Tuesday, August 19, 2008
The Lord knew of the skeptical words that Thomas had previously spoken to his fellow Apostles-another proof of His Omniscience. The wound in His side must have been very large, since He asked Thomas to put his hand into it; so also the wounds on his hands must have been large, as Thomas was bidden to substitute a finger for a nail. Thomas' doubts lingered longer than those of the others, and his extraordinary skepticism is an added proof of the reality of the Resurrection.
There was every reason to suppose that Thomas did as he was instructed to do, just as there was every reason to suppose that the ten Apostles had done precisely the same on the first Easter evening. The rebuking words of Our Lord to Thomas-to be doubting no longer-also contained an exhortation to believe and to shake off his gloom, which was his besetting sin.
Paul was not disobedient to the heavenly vision; neither was Thomas. The doubter was so convinced by positive proof that he became a worshiper. Throwing himself on his knees, he said to the Risen Savior:
My Lord and My God! John 20:28
In one burning utterance, Thomas gathered up all of the doubts of a depressed humanity to have them healed by the full implications of the exclamation, "My Lord and My God." It was an acknowledgment that the Emmanuel of Isaiah was before him.
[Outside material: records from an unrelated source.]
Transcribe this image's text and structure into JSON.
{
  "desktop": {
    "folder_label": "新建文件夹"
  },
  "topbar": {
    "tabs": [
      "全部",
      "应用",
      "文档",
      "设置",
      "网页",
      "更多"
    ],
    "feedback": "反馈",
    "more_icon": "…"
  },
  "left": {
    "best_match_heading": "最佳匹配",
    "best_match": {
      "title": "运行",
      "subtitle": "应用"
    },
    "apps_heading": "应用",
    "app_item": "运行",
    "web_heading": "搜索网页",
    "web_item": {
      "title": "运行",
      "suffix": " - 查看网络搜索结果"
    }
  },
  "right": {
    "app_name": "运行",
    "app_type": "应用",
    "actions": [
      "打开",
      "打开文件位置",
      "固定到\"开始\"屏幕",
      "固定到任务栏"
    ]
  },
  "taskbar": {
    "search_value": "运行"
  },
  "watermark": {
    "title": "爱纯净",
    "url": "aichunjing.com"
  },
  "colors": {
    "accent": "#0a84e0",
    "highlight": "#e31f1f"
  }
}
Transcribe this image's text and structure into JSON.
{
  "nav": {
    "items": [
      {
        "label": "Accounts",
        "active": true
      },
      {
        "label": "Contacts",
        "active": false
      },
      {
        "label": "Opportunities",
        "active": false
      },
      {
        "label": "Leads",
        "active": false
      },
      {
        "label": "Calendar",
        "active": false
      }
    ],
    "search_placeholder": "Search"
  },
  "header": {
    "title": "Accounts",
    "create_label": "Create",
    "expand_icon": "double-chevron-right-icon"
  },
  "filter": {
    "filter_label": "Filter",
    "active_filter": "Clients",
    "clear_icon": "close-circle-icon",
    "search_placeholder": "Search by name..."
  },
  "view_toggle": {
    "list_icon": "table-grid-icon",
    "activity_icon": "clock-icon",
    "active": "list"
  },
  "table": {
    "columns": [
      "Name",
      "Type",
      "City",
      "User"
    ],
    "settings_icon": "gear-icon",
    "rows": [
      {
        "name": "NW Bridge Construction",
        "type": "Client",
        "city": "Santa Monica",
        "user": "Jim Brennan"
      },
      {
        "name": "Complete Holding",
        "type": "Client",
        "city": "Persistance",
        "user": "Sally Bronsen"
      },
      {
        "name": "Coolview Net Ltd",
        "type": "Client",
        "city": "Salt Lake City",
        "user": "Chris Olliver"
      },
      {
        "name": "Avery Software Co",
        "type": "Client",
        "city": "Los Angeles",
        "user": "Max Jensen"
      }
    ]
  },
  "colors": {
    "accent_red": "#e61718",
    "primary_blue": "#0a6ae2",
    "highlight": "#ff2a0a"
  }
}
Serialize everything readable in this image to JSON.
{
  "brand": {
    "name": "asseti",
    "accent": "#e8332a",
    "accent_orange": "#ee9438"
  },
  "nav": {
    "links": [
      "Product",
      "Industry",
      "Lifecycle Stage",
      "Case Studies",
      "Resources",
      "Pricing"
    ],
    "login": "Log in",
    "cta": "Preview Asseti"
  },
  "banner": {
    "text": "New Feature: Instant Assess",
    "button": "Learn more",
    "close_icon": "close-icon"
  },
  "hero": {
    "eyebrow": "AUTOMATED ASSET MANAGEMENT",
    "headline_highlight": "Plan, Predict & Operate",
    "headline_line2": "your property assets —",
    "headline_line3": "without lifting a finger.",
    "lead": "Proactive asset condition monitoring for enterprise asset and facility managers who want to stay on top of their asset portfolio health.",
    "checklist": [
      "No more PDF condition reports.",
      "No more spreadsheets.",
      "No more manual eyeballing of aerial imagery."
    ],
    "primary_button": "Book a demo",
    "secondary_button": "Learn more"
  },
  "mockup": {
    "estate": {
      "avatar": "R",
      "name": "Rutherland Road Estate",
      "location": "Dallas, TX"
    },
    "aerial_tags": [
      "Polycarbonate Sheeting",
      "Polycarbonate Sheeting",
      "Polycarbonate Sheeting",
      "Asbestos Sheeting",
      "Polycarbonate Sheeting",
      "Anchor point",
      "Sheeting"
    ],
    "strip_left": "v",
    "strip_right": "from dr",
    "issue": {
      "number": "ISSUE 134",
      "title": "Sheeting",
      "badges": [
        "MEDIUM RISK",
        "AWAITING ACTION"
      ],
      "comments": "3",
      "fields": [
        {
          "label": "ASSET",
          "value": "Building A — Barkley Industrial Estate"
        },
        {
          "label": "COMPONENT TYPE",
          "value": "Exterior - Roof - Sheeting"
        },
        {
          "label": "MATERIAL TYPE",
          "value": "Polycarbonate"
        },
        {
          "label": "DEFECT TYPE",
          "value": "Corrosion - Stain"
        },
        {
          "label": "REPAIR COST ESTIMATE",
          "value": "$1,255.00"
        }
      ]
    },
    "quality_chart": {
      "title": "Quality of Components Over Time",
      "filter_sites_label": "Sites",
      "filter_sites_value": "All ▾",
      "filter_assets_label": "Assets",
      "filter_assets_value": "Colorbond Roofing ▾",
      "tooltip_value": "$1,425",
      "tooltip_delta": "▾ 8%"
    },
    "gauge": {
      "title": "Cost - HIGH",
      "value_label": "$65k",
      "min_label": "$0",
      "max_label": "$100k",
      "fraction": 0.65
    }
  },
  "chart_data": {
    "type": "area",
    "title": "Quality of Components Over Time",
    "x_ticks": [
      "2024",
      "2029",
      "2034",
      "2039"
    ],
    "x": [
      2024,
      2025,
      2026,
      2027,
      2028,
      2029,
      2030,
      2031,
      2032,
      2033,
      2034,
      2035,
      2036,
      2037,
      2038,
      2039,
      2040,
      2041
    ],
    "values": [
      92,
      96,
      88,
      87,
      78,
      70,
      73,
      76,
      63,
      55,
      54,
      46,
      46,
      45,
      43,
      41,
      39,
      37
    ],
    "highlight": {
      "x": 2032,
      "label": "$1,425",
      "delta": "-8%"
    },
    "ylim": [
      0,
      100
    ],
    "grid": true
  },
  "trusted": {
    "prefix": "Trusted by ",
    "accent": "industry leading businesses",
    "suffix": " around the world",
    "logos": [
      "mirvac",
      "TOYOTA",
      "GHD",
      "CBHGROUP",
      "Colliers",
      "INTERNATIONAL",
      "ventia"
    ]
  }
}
He, who was the last to believe, was the first to make the full confession of the Divinity of the Risen Savior. - From Fulton Sheen's "Life of Christ"